The depressing slide of far too many “Christian” universities into the morass of progressivism is well known and well documented. Anyone who thought that the bold theological foundations of such schools would immunize them against the temptation to compromise and capitulate to the spirit of the age paid no attention to the fact that Harvard University was founded to train ministers of the Gospel of Jesus.
Whether it’s a lack of prudence in faculty hires, an unwillingness to chasten and confront an attitude of spiritual rebellion that rises up on campus, the exchange of a transformative eternal focus for a worldly social justice politics, the need or perceived need of increased finances, or usually some combination of them all, sadly it’s only a matter of time before even the noblest of these institutions becomes Christian in name only.
Simply survey the landscape of America’s “Christian” colleges today and note how many refuse to affirm the Biblical view of human origin, Biblical sexual ethics, the Biblical principle of one race, the Biblical doctrine of Imago Dei in articulating the sanctity of human life. It would be comical if it weren’t so devastatingly sad. Because remember, these are not secular campuses preaching secular values. These are supposed Christian institutions wrapping new age humanism in Christian language, misleading countless young minds. If you wonder why Jesus takes such a harsh stance between those who are “lukewarm,” look no further than what these campuses are doing.
And that’s why I was so excited to see what an underground group of Biblical minds are doing on the campus of Taylor University. Taylor is a small liberal arts Christian college in tiny Upland, Indiana, best known for either its bizarre “Silent Night” basketball tradition and the legendary Ivanhoe’s ice cream wonderland that exists right across the street from campus. But if a group of Biblical minds at Taylor have their way, the school will be known for something else – a resurgent Christianity on a drifting campus.
The first edition of “Excalibur” has been distributed around campus courtesy of a group calling themselves the Taylor University conservative underground. But this isn’t just political conservatism. This is Biblical Christianity they are talking about reviving. They defined their purpose this way:
“We are Taylor University faculty, staff, and students who heartily affirm the historic orthodox theological doctrines, as expressed in the Apostles creed and other classic ecumenical Christian creeds. We also believe, among other things, (1) that the traditional view of marriage as a monogamous covenant between one man and one woman is the only reasonable Christian position, (2) that a creationist view of human origins deserves better representation at a Christian college such as ours, (3) that the sanctity of human life…[is] essential.”
And if you don’t take my word for what has happened and is happening at our Christian schools, leaving you curious why these Excalibur organizers would feel the need to affirm what should be an obvious common sense expectation at a Christian school, they explain:
“While the values expressed here warrant consistent and explicit expression in the Taylor community, in recent times this has been done inadequately across campus, whether in classrooms, the chapel program, faculty publications, or by invited speakers on campus.
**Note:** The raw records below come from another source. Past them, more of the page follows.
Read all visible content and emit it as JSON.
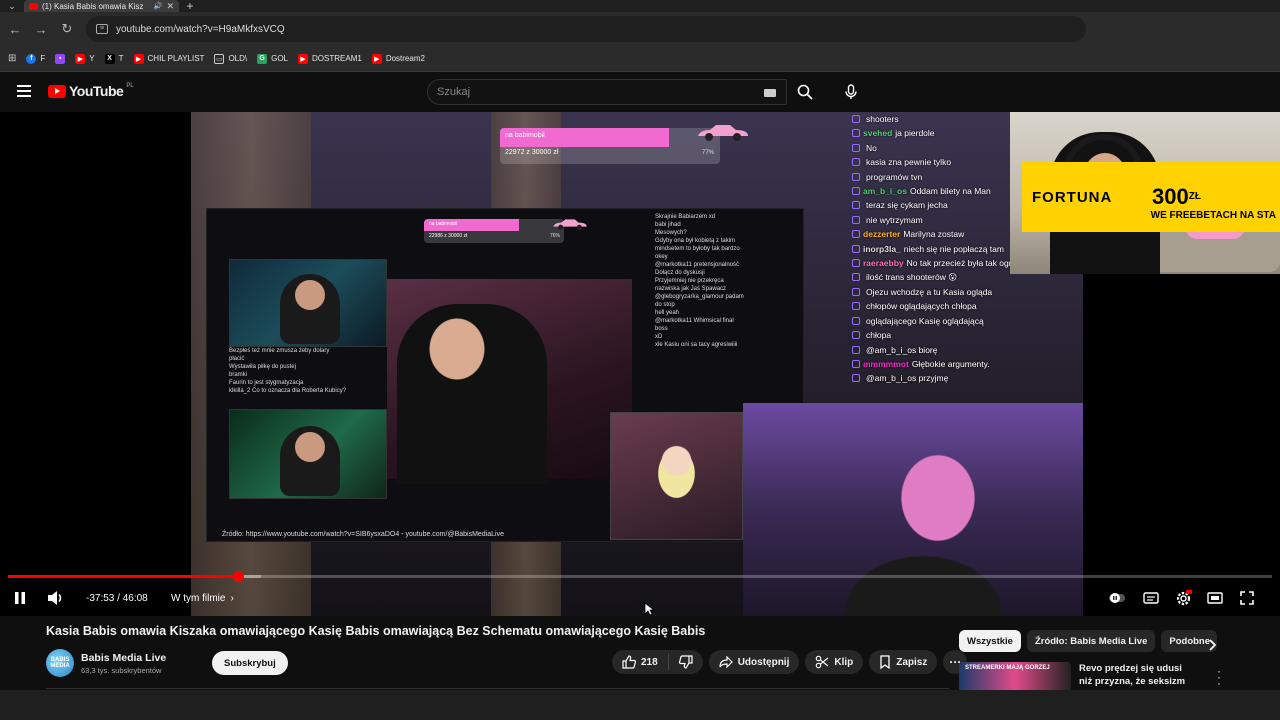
{
  "browser": {
    "tab_title": "(1) Kasia Babis omawia Kisz",
    "url": "youtube.com/watch?v=H9aMkfxsVCQ",
    "bookmarks": [
      {
        "label": "F",
        "icon": "facebook-icon",
        "color": "#1877f2"
      },
      {
        "label": "",
        "icon": "twitch-icon",
        "color": "#9146ff"
      },
      {
        "label": "Y",
        "icon": "youtube-icon",
        "color": "#ff0000"
      },
      {
        "label": "T",
        "icon": "x-icon",
        "color": "#000000"
      },
      {
        "label": "CHIL PLAYLIST",
        "icon": "youtube-icon",
        "color": "#ff0000"
      },
      {
        "label": "OLD\\",
        "icon": "folder-icon",
        "color": "#2b2b2b"
      },
      {
        "label": "GOL",
        "icon": "gol-icon",
        "color": "#27a35a"
      },
      {
        "label": "DOSTREAM1",
        "icon": "youtube-icon",
        "color": "#ff0000"
      },
      {
        "label": "Dostream2",
        "icon": "youtube-icon",
        "color": "#ff0000"
      }
    ]
  },
  "masthead": {
    "logo_text": "YouTube",
    "country_code": "PL",
    "search_placeholder": "Szukaj"
  },
  "player": {
    "progress_fraction": 0.182,
    "buffer_fraction": 0.2,
    "time_display": "-37:53 / 46:08",
    "chapter_label": "W tym filmie",
    "in_video": {
      "donation_label": "na babimobil",
      "donation_amount": "22972 z 30000 zł",
      "donation_percent": "77%",
      "donation_fraction": 0.77,
      "inner_donation_label": "na babimobil",
      "inner_donation_amount": "22986 z 30000 zł",
      "inner_donation_percent": "76%",
      "source_line": "Źródło: https://www.youtube.com/watch?v=SIB6ysxaDO4 - youtube.com/@BabisMediaLive",
      "inner_chat": [
        "Skrajnie Babiarzem xd",
        "babi jihad",
        "Mesowych?",
        "Gdyby ona był kobietą z takim",
        "mindsetem to byłoby tak bardzo",
        "okey",
        "@markotka11 pretensjonalność",
        "Dołącz do dyskusji",
        "Przyjemniej nie przekręca",
        "nazwiska jak Jaś Spawacz",
        "@glebogryzarka_glamour padam",
        "do stop",
        "hell yeah",
        "@markotka11 Whimsical final",
        "boss",
        "xD",
        "xle Kasiu oni sa tacy agresiwiiii"
      ],
      "inner_chat_left": [
        "Bezpłeś też mnie zmusza żeby dolary",
        "płacić",
        "Wystawiła piłkę do pustej",
        "bramki",
        "Faurin  to jest stygmatyzacja",
        "klkilla_2  Co to oznacza dla Roberta Kubicy?"
      ],
      "chat": [
        {
          "user": "",
          "msg": "shooters",
          "color": "#ffffff"
        },
        {
          "user": "svehed",
          "msg": "ja pierdole",
          "color": "#4fd16c"
        },
        {
          "user": "",
          "msg": "No",
          "color": "#4fd16c"
        },
        {
          "user": "",
          "msg": "kasia zna pewnie tylko",
          "color": "#9b59ff"
        },
        {
          "user": "",
          "msg": "programów tvn",
          "color": "#ffffff"
        },
        {
          "user": "am_b_i_os",
          "msg": "Oddam bilety na Man",
          "color": "#4fd16c"
        },
        {
          "user": "",
          "msg": "teraz się cykam jecha",
          "color": "#ffffff"
        },
        {
          "user": "",
          "msg": "nie wytrzymam",
          "color": "#2a8cff"
        },
        {
          "user": "dezzerter",
          "msg": "Marilyna zostaw",
          "color": "#ffb020"
        },
        {
          "user": "inorp3la_",
          "msg": "niech się nie popłaczą tam",
          "color": "#dddddd"
        },
        {
          "user": "raeraebby",
          "msg": "No tak przecież była tak ogromna",
          "color": "#ff6fb4"
        },
        {
          "user": "",
          "msg": "ilość trans shooterów 😮",
          "color": "#ffffff"
        },
        {
          "user": "",
          "msg": "Ojezu wchodzę a tu Kasia ogląda",
          "color": "#ff2a4d"
        },
        {
          "user": "",
          "msg": "chłopów oglądających chłopa",
          "color": "#ffffff"
        },
        {
          "user": "",
          "msg": "oglądającego Kasię oglądającą",
          "color": "#ffffff"
        },
        {
          "user": "",
          "msg": "chłopa",
          "color": "#ffffff"
        },
        {
          "user": "",
          "msg": "@am_b_i_os biorę",
          "color": "#9b59ff"
        },
        {
          "user": "mmmmmot",
          "msg": "Głębokie argumenty.",
          "color": "#ff2ad0"
        },
        {
          "user": "",
          "msg": "@am_b_i_os przyjmę",
          "color": "#9b59ff"
        }
      ]
    },
    "sponsor": {
      "brand": "FORTUNA",
      "amount": "300",
      "currency": "ZŁ",
      "tagline": "WE FREEBETACH NA STA"
    }
  },
  "video": {
    "title": "Kasia Babis omawia Kiszaka omawiającego Kasię Babis omawiającą Bez Schematu omawiającego Kasię Babis",
    "channel_name": "Babis Media Live",
    "channel_avatar_text": "BABIS MEDIA",
    "subscribers": "63,3 tys. subskrybentów",
    "subscribe_label": "Subskrybuj",
    "like_count": "218",
    "share_label": "Udostępnij",
    "clip_label": "Klip",
    "save_label": "Zapisz"
  },
  "sidebar": {
    "chips": [
      "Wszystkie",
      "Źródło: Babis Media Live",
      "Podobne"
    ],
    "recommendation": {
      "thumb_text": "STREAMERKI MAJĄ GORZEJ",
      "title": "Revo prędzej się udusi niż przyzna, że seksizm istnieje"
    }
  }
}
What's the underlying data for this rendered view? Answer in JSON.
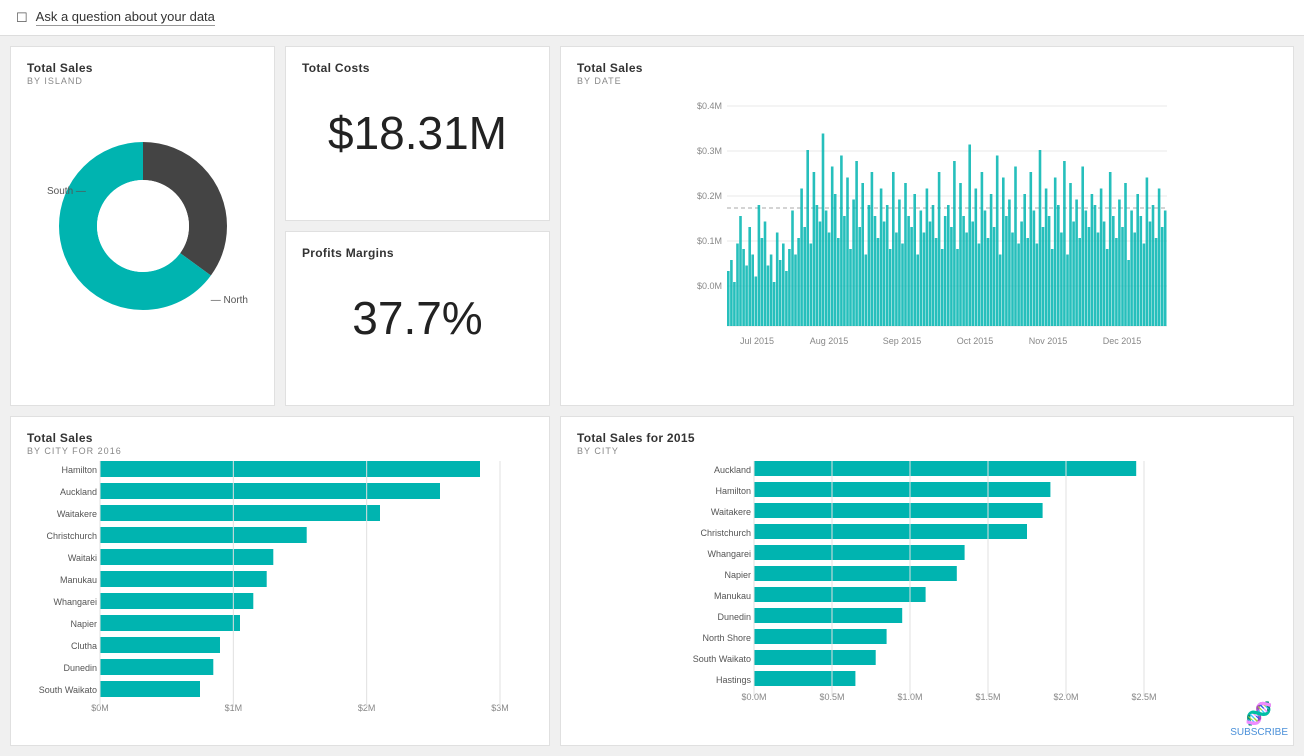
{
  "topbar": {
    "icon": "☐",
    "text": "Ask a question about your data"
  },
  "cards": {
    "totalSalesIsland": {
      "title": "Total Sales",
      "subtitle": "BY ISLAND",
      "labels": [
        "South",
        "North"
      ],
      "colors": [
        "#444",
        "#00b4b0"
      ],
      "values": [
        35,
        65
      ]
    },
    "totalCosts": {
      "title": "Total Costs",
      "value": "$18.31M"
    },
    "profitsMargins": {
      "title": "Profits Margins",
      "value": "37.7%"
    },
    "totalSalesDate": {
      "title": "Total Sales",
      "subtitle": "BY DATE",
      "yLabels": [
        "$0.4M",
        "$0.3M",
        "$0.2M",
        "$0.1M",
        "$0.0M"
      ],
      "xLabels": [
        "Jul 2015",
        "Aug 2015",
        "Sep 2015",
        "Oct 2015",
        "Nov 2015",
        "Dec 2015"
      ],
      "dashLineY": 0.17
    },
    "totalSalesCity2016": {
      "title": "Total Sales",
      "subtitle": "BY CITY FOR 2016",
      "xLabels": [
        "$0M",
        "$1M",
        "$2M",
        "$3M"
      ],
      "cities": [
        {
          "name": "Hamilton",
          "value": 2.85
        },
        {
          "name": "Auckland",
          "value": 2.55
        },
        {
          "name": "Waitakere",
          "value": 2.1
        },
        {
          "name": "Christchurch",
          "value": 1.55
        },
        {
          "name": "Waitaki",
          "value": 1.3
        },
        {
          "name": "Manukau",
          "value": 1.25
        },
        {
          "name": "Whangarei",
          "value": 1.15
        },
        {
          "name": "Napier",
          "value": 1.05
        },
        {
          "name": "Clutha",
          "value": 0.9
        },
        {
          "name": "Dunedin",
          "value": 0.85
        },
        {
          "name": "South Waikato",
          "value": 0.75
        }
      ],
      "maxValue": 3.0
    },
    "totalSalesCity2015": {
      "title": "Total Sales for 2015",
      "subtitle": "BY CITY",
      "xLabels": [
        "$0.0M",
        "$0.5M",
        "$1.0M",
        "$1.5M",
        "$2.0M",
        "$2.5M"
      ],
      "cities": [
        {
          "name": "Auckland",
          "value": 2.45
        },
        {
          "name": "Hamilton",
          "value": 1.9
        },
        {
          "name": "Waitakere",
          "value": 1.85
        },
        {
          "name": "Christchurch",
          "value": 1.75
        },
        {
          "name": "Whangarei",
          "value": 1.35
        },
        {
          "name": "Napier",
          "value": 1.3
        },
        {
          "name": "Manukau",
          "value": 1.1
        },
        {
          "name": "Dunedin",
          "value": 0.95
        },
        {
          "name": "North Shore",
          "value": 0.85
        },
        {
          "name": "South Waikato",
          "value": 0.78
        },
        {
          "name": "Hastings",
          "value": 0.65
        }
      ],
      "maxValue": 2.5
    }
  },
  "watermark": {
    "text": "SUBSCRIBE",
    "icon": "🧬"
  }
}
Moreover, we perceive a growing trend on campus of opinions opposing and undermining the above commitments, including permissivist views of human sexuality, hostility toward creationist perspectives, rejection of the rule of law, and uncritical endorsement of liberal-progressive ideals (e.g., in the form of Marxist-inspired critical race theory).”
The first publication of Excalibur included an incredibly well-written exposé on the Marxist foundations of “social justice” movements like the one currently attempting to hijack Christianity in America (particularly on college campuses), as well as a profound explanation of the true nature of Imago Dei and how it sets the Christian worldview apart.
In other words, Excalibur seems dedicated to voicing precisely what Taylor University and every other university bearing the name of Christ should be teaching, affirming, and reinforcing in every classroom, every discussion, every chapel, and through every speaker.
Hats off to these reformers, and may their vision spread to a Christian campus culture in America that desperately needs it.